Australia creates digital marketplace for solar energy
Australia is changing the game for private homeowners who use solar power.
About 16 percent of the renewable energy generated in Australia is from rooftop solar panels, and this is expected to increase to up to 50 percent. The Decentralised Energy Exchange launched last week, and its creation means homeowners with solar panels could trade their home-grown electricity in a digital marketplace.
According to The Guardian, the CEO of GreenSync – a start-up partner of The Decentralised Energy Exchange – Phil Blythe, said: “The update of rooftop solar is one of the highest in the world per capita in Australia – around 1.6 million rooftops are being fitted with solar – and it’s being rapidly followed by battery storage.
“If we’re going to have customers that can participate in a grid, then they need to get paid for their participation. We needed… a new way of thinking about how these decentralised grids are going to work and fundamentally, how do we do that cost-efficiently.”
When combined, those 1.6 million solar panelled rooftops prove a significant resource, and that’s something which should be harnessed, said Blythe.
“If we talk about the need for a blackout this year or next, there’s no way we can go and build a power plant in that time. We need to think about how to use the smarts to harness those assets and bring them together and advertise these contracts that can be fulfilled in three to six months at the longest, and respond to heatwaves or sudden climate events.”
This move could prove vital for Australia’s renewability goals.
Read the January 2017 issue of Energy Digital magazine
All but two UK regions failing on school energy efficiency
Most schools are still "treading water" on implementing energy efficient technology, according to new analysis of Government data from eLight.
Yorkshire & the Humber and the North East are the only regions where schools have collectively reduced how much they spend on energy per pupil, cutting expenditure by 4.4% and 0.9% respectively. Every other region of England increased its average energy expenditure per pupil, with schools in Inner London doing so by as much as 23.5%.
According to The Carbon Trust, energy bills in UK schools amount to £543 million per year, with 50% of a school’s total electricity cost being lighting. If every school in the UK implemented any type of energy efficient technology, over £100 million could be saved each year.
Harvey Sinclair, CEO of eEnergy, eLight’s parent company, said the figures demonstrate an uncomfortable truth for the education sector – namely that most schools are still treading water on the implementation of energy efficient technology. Energy efficiency could make a huge difference to meeting net zero ambitions, but most schools are still lagging behind.

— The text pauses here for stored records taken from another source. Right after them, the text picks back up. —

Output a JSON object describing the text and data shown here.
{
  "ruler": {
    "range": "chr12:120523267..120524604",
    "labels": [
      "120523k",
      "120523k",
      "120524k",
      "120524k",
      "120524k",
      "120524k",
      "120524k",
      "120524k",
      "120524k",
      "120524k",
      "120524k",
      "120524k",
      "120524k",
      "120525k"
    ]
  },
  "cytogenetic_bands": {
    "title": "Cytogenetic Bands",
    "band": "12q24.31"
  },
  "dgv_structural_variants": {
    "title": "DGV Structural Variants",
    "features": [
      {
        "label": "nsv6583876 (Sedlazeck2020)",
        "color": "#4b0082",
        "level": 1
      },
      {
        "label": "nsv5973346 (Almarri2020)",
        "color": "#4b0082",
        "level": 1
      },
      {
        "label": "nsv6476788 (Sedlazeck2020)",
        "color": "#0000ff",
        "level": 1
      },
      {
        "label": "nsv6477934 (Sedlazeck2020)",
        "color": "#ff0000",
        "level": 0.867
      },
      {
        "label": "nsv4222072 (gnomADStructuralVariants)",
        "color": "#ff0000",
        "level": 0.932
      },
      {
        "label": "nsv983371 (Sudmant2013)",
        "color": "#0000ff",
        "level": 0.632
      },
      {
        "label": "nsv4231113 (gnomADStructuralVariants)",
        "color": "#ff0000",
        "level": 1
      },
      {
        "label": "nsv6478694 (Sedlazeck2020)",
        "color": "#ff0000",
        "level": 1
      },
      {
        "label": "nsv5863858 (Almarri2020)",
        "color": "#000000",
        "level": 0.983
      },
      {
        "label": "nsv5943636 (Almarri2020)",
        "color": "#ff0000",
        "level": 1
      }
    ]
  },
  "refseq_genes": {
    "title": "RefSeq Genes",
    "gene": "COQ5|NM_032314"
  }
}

“The solutions exist, but they are not being deployed fast enough," he said. "For example, we’ve made great progress in upgrading schools to energy-efficient LED lighting, but with 80% of schools yet to make the switch, there’s an enormous opportunity to make a collective reduction in carbon footprint and save a lot of money on energy bills. Our model means the entire project is financed, doesn’t require any upfront expenditure, and repayments are more than covered by the energy savings made."
He said while it has worked with over 300 schools, most are still far too slow to commit. "We are urging them to act with greater urgency because climate change won’t wait, and the need for action gets more pressing every year. The education sector has an important part to play in that and pupils around the country expect their schools to do so – there is still a huge job to be done."
North Yorkshire County Council is benefiting from the Public Sector Decarbonisation Scheme, which has so far awarded nearly £1bn for energy efficiency and heat decarbonisation projects around the country, and Craven schools has reportedly made a successful £2m bid (click here).
The Department for Education has issued 13 tips for reducing energy and water use in schools.